When Warren Buffett speaks, investors tend to listen. Buffett’s Berkshire Hathaway buys undervalued companies to hold for the long term, and between 1965 and 2016, the company returned an annualized 20.8 percent to its investors, in contrast with the S&P’s 9.7 percent return. The Nebraska billionaire’s long history of success has earned him the moniker “The Oracle of Omaha” and many investors hang on his every word for insights on succeeding in the market.
Understanding How Markets Behave
Investment markets are cyclical. Stock prices rise, peak, fall, and then rebound. Investor sentiment changes along with the stock price trends: As prices rise, many investors see these market gains, get excited, and jump on the bandwagon by pouring money into the market. Buffett characterizes these return-chasing investors as “greedy,” seeking to profit from an increasing stock market.
Those greedy investors chasing a rising stock market tend to overlook a most important factor purchasing stocks: Price. Regardless of broad market trends, if you pay too high a price for a stock or fund, you’re likely to lose money when the market corrects and the price comes back to earth.
That’s the nexus of why Buffett cautions against greed when investing.
Stock Market Valuation Matters
In a rising stock market, asset values tend to get inflated. For example, during the past 30 years, investors have paid a range of prices for one dollar of earnings, as measured by the Price Earnings (PE) ratio.
Higher current PE ratios predict lower future stock prices. Greedy, return-chasing investors buying into highly priced stocks are certain to experience lower returns going forward.

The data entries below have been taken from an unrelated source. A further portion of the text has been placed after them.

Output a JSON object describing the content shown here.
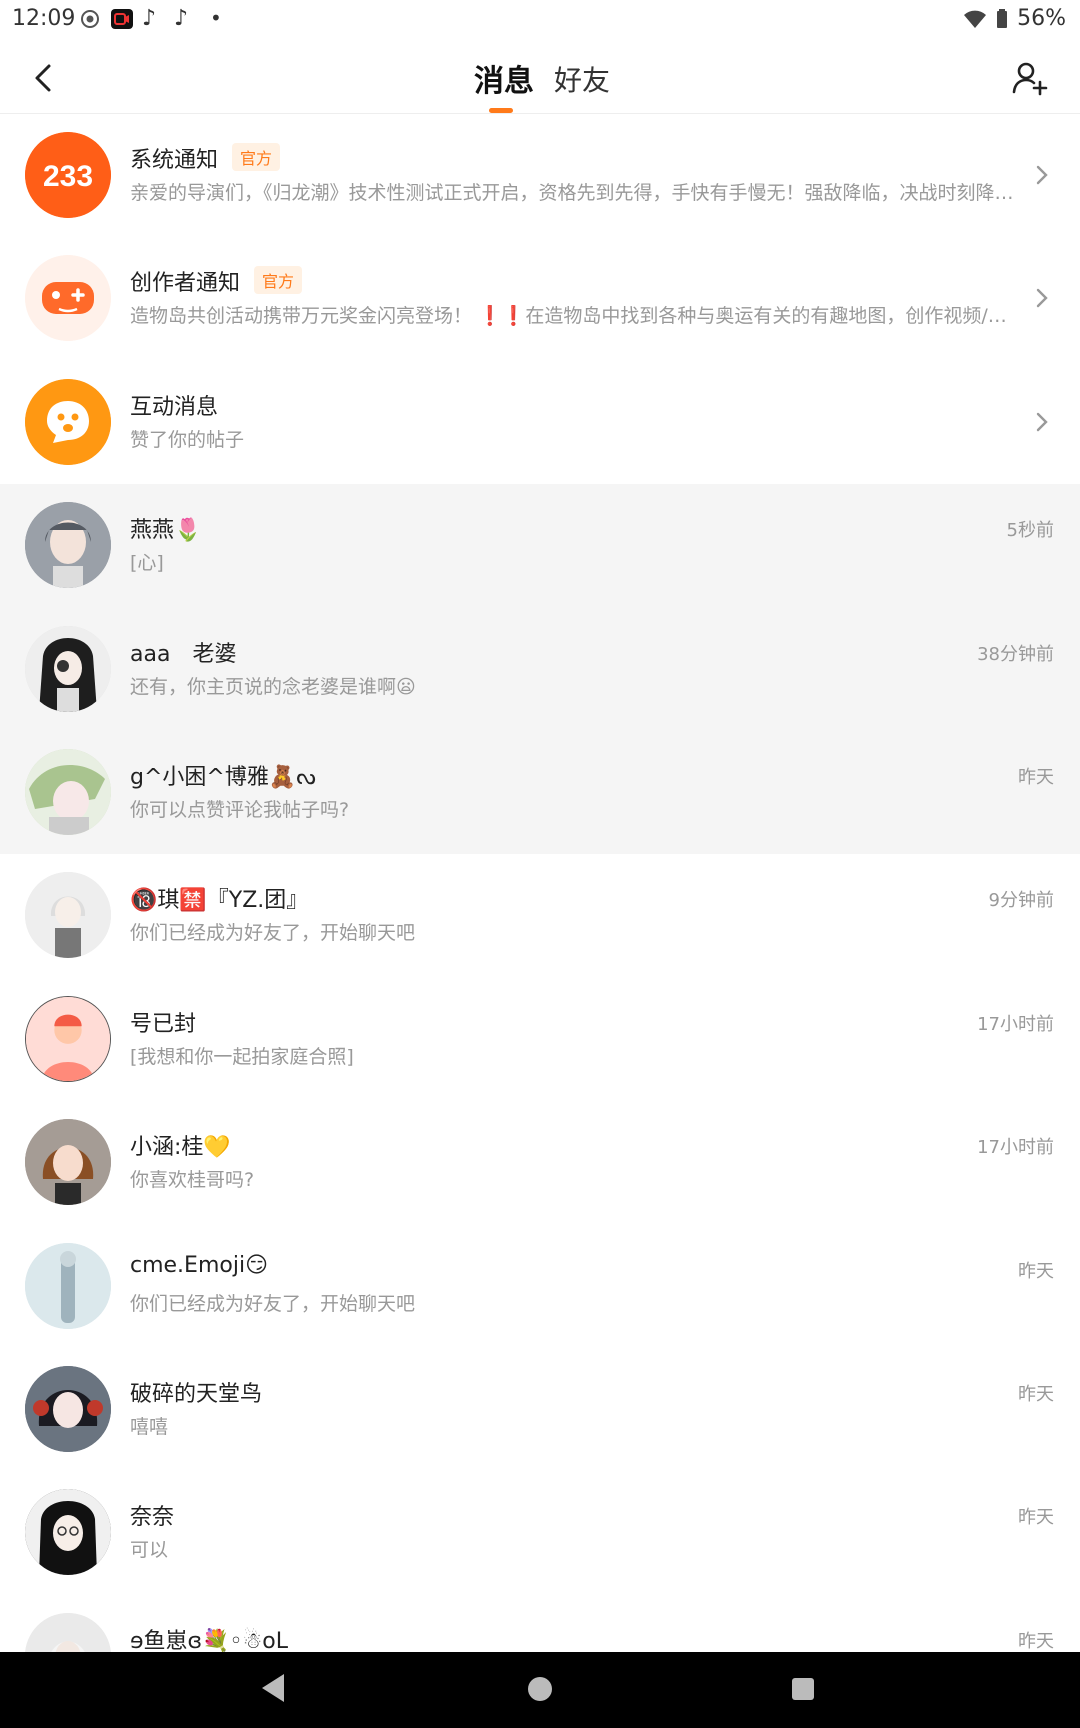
{
  "status_bar": {
    "time": "12:09",
    "battery": "56%"
  },
  "header": {
    "tabs": [
      {
        "label": "消息",
        "active": true
      },
      {
        "label": "好友",
        "active": false
      }
    ],
    "accent_color": "#ff7a1a"
  },
  "system_items": [
    {
      "name": "系统通知",
      "badge": "官方",
      "preview": "亲爱的导演们，《归龙潮》技术性测试正式开启，资格先到先得，手快有手慢无！强敌降临，决战时刻降…",
      "avatar_text": "233",
      "avatar_color": "#ff6a1a"
    },
    {
      "name": "创作者通知",
      "badge": "官方",
      "preview": "造物岛共创活动携带万元奖金闪亮登场！ ❗❗在造物岛中找到各种与奥运有关的有趣地图，创作视频/图…",
      "avatar_color": "#ff7a3a"
    },
    {
      "name": "互动消息",
      "badge": "",
      "preview": "赞了你的帖子",
      "avatar_color": "#ff9a1a"
    }
  ],
  "chats": [
    {
      "name": "燕燕🌷",
      "preview": "[心]",
      "time": "5秒前",
      "highlight": true,
      "avatar_color": "#8a8f99"
    },
    {
      "name": "aaa　老婆",
      "preview": "还有，你主页说的念老婆是谁啊😦",
      "time": "38分钟前",
      "highlight": true,
      "avatar_color": "#3a3a3a"
    },
    {
      "name": "g^小困^博雅🧸ᔓ",
      "preview": "你可以点赞评论我帖子吗?",
      "time": "昨天",
      "highlight": true,
      "avatar_color": "#c9d8b6"
    },
    {
      "name": "🔞琪🈲『YZ.团』",
      "preview": "你们已经成为好友了，开始聊天吧",
      "time": "9分钟前",
      "highlight": false,
      "avatar_color": "#e6e6e6"
    },
    {
      "name": "号已封",
      "preview": "[我想和你一起拍家庭合照]",
      "time": "17小时前",
      "highlight": false,
      "avatar_color": "#ffd6d0"
    },
    {
      "name": "小涵:桂💛",
      "preview": "你喜欢桂哥吗?",
      "time": "17小时前",
      "highlight": false,
      "avatar_color": "#9a8f88"
    },
    {
      "name": "cme.Emoji😏",
      "preview": "你们已经成为好友了，开始聊天吧",
      "time": "昨天",
      "highlight": false,
      "avatar_color": "#d8e6ea"
    },
    {
      "name": "破碎的天堂鸟",
      "preview": "嘻嘻",
      "time": "昨天",
      "highlight": false,
      "avatar_color": "#5a6470"
    },
    {
      "name": "奈奈",
      "preview": "可以",
      "time": "昨天",
      "highlight": false,
      "avatar_color": "#3a3a3a"
    },
    {
      "name": "ɘ鱼崽ɞ💐◦☃oL",
      "preview": "",
      "time": "昨天",
      "highlight": false,
      "avatar_color": "#e8e8e8"
    }
  ]
}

Then when the stock price uptrend turns around and goes south, and investors panic and get scared. These same investors who bought at market peaks turn around and sell during the subsequent market trough. These scared investors are doing exactly what Buffett warns against: Selling on fear.
As market prices fall, the PE values fall, and stocks get cheaper. Those savvy investors who buy when others are fearful, typically purchase undervalued, lower PE ratio stocks and enjoy higher returns in the future.
Buffett’s wisdom plays out in reality, as lower valued stocks outperform higher PE assets going forward and vice versa. So, to implement the Buffett advice, don’t get swayed by the crowd. When assets are richly valued, be cautious and don’t jump into the markets with all your investment dollars. As stock market values fall, be brave and pick up on-sale shares.
That all makes sense at first blush. But this advice seems to clash with another classic bit of investing wisdom.
“Don’t Fight the Tape”
“Don’t fight the tape” is another snippet of old investing advice, essentially warning investors not to trade against a trend. That wisdom suggests that rising stocks will continue to go up, and falling stocks will continue to decline. Thus, as stocks go up, if you practice the “don’t fight the tape” advice, you’ll continue to buy, regardless of the stock market PE ratio.
This saying describes the momentum investing strategy.
On the surface, Buffett’s advice seems to clash with the momentum strategy. Yet, there is some overlap. Buffett’s wisdom guides investors to invest in under- or fairly-valued assets with good future investment prospects. The “don’t fight the tape” camp recommends investing as long as stock prices are rising.
As stock prices rise, in the early stages of a bull market, stock prices may be undervalued. At this point in an economic cycle, both Buffett and momentum strategies are in accord.
Later, as stock market prices continue to soar, and surpass their intrinsic value, investors tend to get greedy and momentum investors continue to buy in. This is where the two investing camps diverge: Momentum investors pay less attention to a stock’s valuation and more attention to the price trend.
Reconciling the Strategies
The secret to smart investing strategy is to understand the value of your investments. If asset prices are substantially above their historical norms, and investors are giddy with enthusiasm, be cautious — and vice-versa Following trends is great if you know exactly when the trend will reverse course. If you don’t, then it’s best to understand market valuation and avoid paying too much for your financial assets.
Source: THE BALANCE